The most daunting part of the process for me was the uncertainty of it all. There were many times where I just felt, wow Sim you are working so hard, you are putting in so much time, what if you don’t even get the TC in the end? Would all this time have gone to waste? Should I consider other careers? I overcame this by repeating positive mantras to myself, understanding that everyone has their own journey and that if I work hard, the right outcome for me will come by, regardless of whether that outcome is that I get a TC or not.

Is there a secret formula to drafting TCs? If so, what do you think it is?

I would say question every statement you write. If you’re writing that you’re interested in the firm’s M&A Practice, think why and then also how you can show that same interest to the firm. If you are simply providing statements without answering those ‘why’ and ‘how’ questions, your reasoning would not appear genuine to grad recruitment. Throughout your application as well, I think it’s important to keep in mind why you’re applying to the firm, and why you’re pursuing this career. This is particularly useful for the work experience sections and highlighting how those transferable skills are relatable to not only your future legal career, but also the firm you’re applying to.

Do you recommend any resources / websites that helped you?

• The Corporate Law Academy – this helped with providing insider advice from individuals who had already gained experienced with particular firms.
• YouTube – honestly this helped me so much with improving how to write my applications and was one of the motivators for why I started my own channel. Just typing things like, ‘How can I improve my training contract applications’ can provide many results.
• The Business Update, LittleLaw and BBC News – helped me with my commercial awareness
• The firm’s website is one of the most important sources for me when I was in the process

Resources that are available now that weren’t available when I was in the process:

• The Commercial Law Academy
• Watson’s Daily
• Law Miracle
• Legal Podcasts e.g. legally speaking podcast, Harry Clark’s podcast
• LinkedIn posts

Not many people can say they’ve had 3 training contract offers! Why do you think you’ve been so successful and what tips can you pass on?


I would say there were three reasons for my achievement here; being patient, being confident in myself, and being open to consistent self-improvement. I started to not take rejections personally and not affect the image I had of myself as a competent individual. I also started believing that with faith and patience, I will get there; hard work always pays off! Positive mindset was absolutely key for me, as it allowed me to manage the obstacles and uncertainty and to just keep at it!


Finally, are you leaning towards commercial law or private client?

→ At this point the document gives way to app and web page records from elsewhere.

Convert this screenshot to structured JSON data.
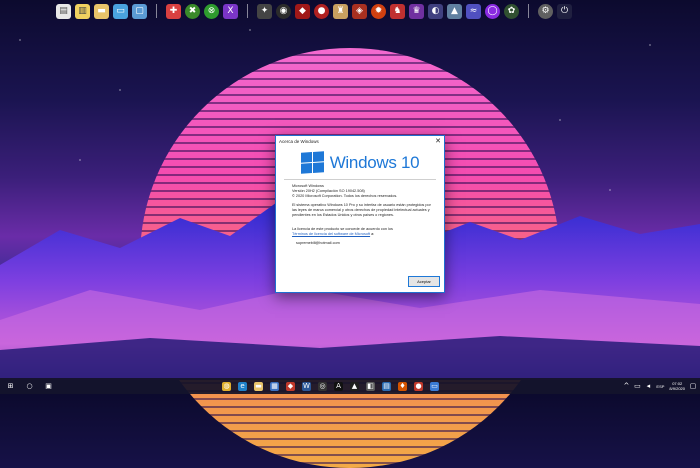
{
  "dialog": {
    "title": "Acerca de Windows",
    "close_glyph": "✕",
    "brand": "Windows 10",
    "product": "Microsoft Windows",
    "version": "Versión 20H2 (Compilación SO 19042.508)",
    "copyright": "© 2020 Microsoft Corporation. Todos los derechos reservados.",
    "description": "El sistema operativo Windows 10 Pro y su interfaz de usuario están protegidos por las leyes de marca comercial y otros derechos de propiedad intelectual actuales y pendientes en los Estados Unidos y otros países o regiones.",
    "license_intro": "La licencia de este producto se concede de acuerdo con los",
    "license_link": "Términos de licencia del software de Microsoft",
    "license_suffix": " a:",
    "licensee": "supremebill@hotmail.com",
    "ok_label": "Aceptar",
    "accent": "#1e78d7"
  },
  "taskbar": {
    "lang": "ESP",
    "time": "07:02",
    "date": "8/9/2020"
  },
  "dock_icons": [
    "file-icon",
    "notepad-icon",
    "folder-icon",
    "laptop-icon",
    "screen-icon",
    "sep",
    "jigsaw-icon",
    "xbox-green-icon",
    "xbox-icon",
    "x1-icon",
    "sep",
    "game-icon-1",
    "game-icon-2",
    "game-icon-3",
    "game-icon-4",
    "game-icon-5",
    "game-icon-6",
    "game-icon-7",
    "game-icon-8",
    "game-icon-9",
    "game-icon-10",
    "game-icon-11",
    "game-icon-12",
    "game-icon-13",
    "sep",
    "settings-icon",
    "power-icon"
  ]
}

Commercial by far haha! I did a private client module on the LPC and it was the bane of my life. I didn’t like the tax element and it was also too personal; dealing with people’s estates in the eventuality that they will be dying was actually quite draining for me to study! I do find myself doing more commercial work as a lawyer, but I am also trying to keep an open mind too. My mind has changed a lot about the law in general, from University, to my time as a paralegal, to when I was doing the LPC. So you never know, I could actually qualify in private client in two years time, who knows?!